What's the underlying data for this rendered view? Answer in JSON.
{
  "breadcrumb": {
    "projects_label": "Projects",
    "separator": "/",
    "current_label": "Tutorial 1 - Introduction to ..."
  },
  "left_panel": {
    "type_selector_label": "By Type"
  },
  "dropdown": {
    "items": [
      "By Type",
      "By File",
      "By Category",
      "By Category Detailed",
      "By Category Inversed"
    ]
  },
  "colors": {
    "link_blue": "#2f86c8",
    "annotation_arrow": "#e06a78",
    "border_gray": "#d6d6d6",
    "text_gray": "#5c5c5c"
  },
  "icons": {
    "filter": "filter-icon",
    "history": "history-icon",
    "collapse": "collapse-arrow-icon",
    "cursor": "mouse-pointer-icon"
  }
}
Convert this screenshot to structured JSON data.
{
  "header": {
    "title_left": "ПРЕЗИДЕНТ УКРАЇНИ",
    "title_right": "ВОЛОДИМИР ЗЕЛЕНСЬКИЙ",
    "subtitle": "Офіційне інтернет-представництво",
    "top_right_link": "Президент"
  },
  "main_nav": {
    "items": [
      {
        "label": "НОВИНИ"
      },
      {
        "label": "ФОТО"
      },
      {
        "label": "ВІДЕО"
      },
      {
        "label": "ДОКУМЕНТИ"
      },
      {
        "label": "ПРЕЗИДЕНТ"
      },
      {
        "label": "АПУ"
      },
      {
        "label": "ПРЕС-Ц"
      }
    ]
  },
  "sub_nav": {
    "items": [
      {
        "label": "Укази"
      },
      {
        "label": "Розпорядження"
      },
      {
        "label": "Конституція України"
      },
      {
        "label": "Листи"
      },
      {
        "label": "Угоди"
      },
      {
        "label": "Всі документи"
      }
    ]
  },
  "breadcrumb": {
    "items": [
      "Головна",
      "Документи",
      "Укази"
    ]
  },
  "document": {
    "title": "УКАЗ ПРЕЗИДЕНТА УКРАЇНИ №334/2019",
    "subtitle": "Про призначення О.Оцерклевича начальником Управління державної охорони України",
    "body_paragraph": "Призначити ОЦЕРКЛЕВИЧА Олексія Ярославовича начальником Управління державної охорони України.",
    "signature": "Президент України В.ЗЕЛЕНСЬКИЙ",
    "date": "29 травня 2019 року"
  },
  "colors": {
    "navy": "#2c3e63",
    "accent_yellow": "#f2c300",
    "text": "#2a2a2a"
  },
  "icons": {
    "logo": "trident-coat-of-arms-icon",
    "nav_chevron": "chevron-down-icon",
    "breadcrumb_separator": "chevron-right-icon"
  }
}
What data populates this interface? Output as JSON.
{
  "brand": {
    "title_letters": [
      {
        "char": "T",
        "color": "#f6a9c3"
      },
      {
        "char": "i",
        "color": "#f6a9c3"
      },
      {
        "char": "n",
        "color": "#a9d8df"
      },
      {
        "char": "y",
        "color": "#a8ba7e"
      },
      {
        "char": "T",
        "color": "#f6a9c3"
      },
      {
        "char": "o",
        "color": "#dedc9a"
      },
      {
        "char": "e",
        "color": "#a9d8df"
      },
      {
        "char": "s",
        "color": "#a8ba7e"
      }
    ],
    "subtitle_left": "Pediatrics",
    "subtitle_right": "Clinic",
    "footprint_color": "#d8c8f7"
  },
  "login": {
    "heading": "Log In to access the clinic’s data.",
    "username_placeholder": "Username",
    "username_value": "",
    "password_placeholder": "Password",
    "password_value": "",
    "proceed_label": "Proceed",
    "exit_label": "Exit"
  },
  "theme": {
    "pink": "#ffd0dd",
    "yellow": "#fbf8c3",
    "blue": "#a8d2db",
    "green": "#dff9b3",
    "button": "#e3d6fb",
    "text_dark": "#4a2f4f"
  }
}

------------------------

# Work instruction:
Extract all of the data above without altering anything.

# Written solution:
What's the underlying data for this rendered view? Answer in JSON.
{
  "breadcrumb": {
    "projects_label": "Projects",
    "separator": "/",
    "current_label": "Tutorial 1 - Introduction to ..."
  },
  "left_panel": {
    "type_selector_label": "By Type"
  },
  "dropdown": {
    "items": [
      "By Type",
      "By File",
      "By Category",
      "By Category Detailed",
      "By Category Inversed"
    ]
  },
  "colors": {
    "link_blue": "#2f86c8",
    "annotation_arrow": "#e06a78",
    "border_gray": "#d6d6d6",
    "text_gray": "#5c5c5c"
  },
  "icons": {
    "filter": "filter-icon",
    "history": "history-icon",
    "collapse": "collapse-arrow-icon",
    "cursor": "mouse-pointer-icon"
  }
}
Convert this screenshot to structured JSON data.
{
  "header": {
    "title_left": "ПРЕЗИДЕНТ УКРАЇНИ",
    "title_right": "ВОЛОДИМИР ЗЕЛЕНСЬКИЙ",
    "subtitle": "Офіційне інтернет-представництво",
    "top_right_link": "Президент"
  },
  "main_nav": {
    "items": [
      {
        "label": "НОВИНИ"
      },
      {
        "label": "ФОТО"
      },
      {
        "label": "ВІДЕО"
      },
      {
        "label": "ДОКУМЕНТИ"
      },
      {
        "label": "ПРЕЗИДЕНТ"
      },
      {
        "label": "АПУ"
      },
      {
        "label": "ПРЕС-Ц"
      }
    ]
  },
  "sub_nav": {
    "items": [
      {
        "label": "Укази"
      },
      {
        "label": "Розпорядження"
      },
      {
        "label": "Конституція України"
      },
      {
        "label": "Листи"
      },
      {
        "label": "Угоди"
      },
      {
        "label": "Всі документи"
      }
    ]
  },
  "breadcrumb": {
    "items": [
      "Головна",
      "Документи",
      "Укази"
    ]
  },
  "document": {
    "title": "УКАЗ ПРЕЗИДЕНТА УКРАЇНИ №334/2019",
    "subtitle": "Про призначення О.Оцерклевича начальником Управління державної охорони України",
    "body_paragraph": "Призначити ОЦЕРКЛЕВИЧА Олексія Ярославовича начальником Управління державної охорони України.",
    "signature": "Президент України В.ЗЕЛЕНСЬКИЙ",
    "date": "29 травня 2019 року"
  },
  "colors": {
    "navy": "#2c3e63",
    "accent_yellow": "#f2c300",
    "text": "#2a2a2a"
  },
  "icons": {
    "logo": "trident-coat-of-arms-icon",
    "nav_chevron": "chevron-down-icon",
    "breadcrumb_separator": "chevron-right-icon"
  }
}
What data populates this interface? Output as JSON.
{
  "brand": {
    "title_letters": [
      {
        "char": "T",
        "color": "#f6a9c3"
      },
      {
        "char": "i",
        "color": "#f6a9c3"
      },
      {
        "char": "n",
        "color": "#a9d8df"
      },
      {
        "char": "y",
        "color": "#a8ba7e"
      },
      {
        "char": "T",
        "color": "#f6a9c3"
      },
      {
        "char": "o",
        "color": "#dedc9a"
      },
      {
        "char": "e",
        "color": "#a9d8df"
      },
      {
        "char": "s",
        "color": "#a8ba7e"
      }
    ],
    "subtitle_left": "Pediatrics",
    "subtitle_right": "Clinic",
    "footprint_color": "#d8c8f7"
  },
  "login": {
    "heading": "Log In to access the clinic’s data.",
    "username_placeholder": "Username",
    "username_value": "",
    "password_placeholder": "Password",
    "password_value": "",
    "proceed_label": "Proceed",
    "exit_label": "Exit"
  },
  "theme": {
    "pink": "#ffd0dd",
    "yellow": "#fbf8c3",
    "blue": "#a8d2db",
    "green": "#dff9b3",
    "button": "#e3d6fb",
    "text_dark": "#4a2f4f"
  }
}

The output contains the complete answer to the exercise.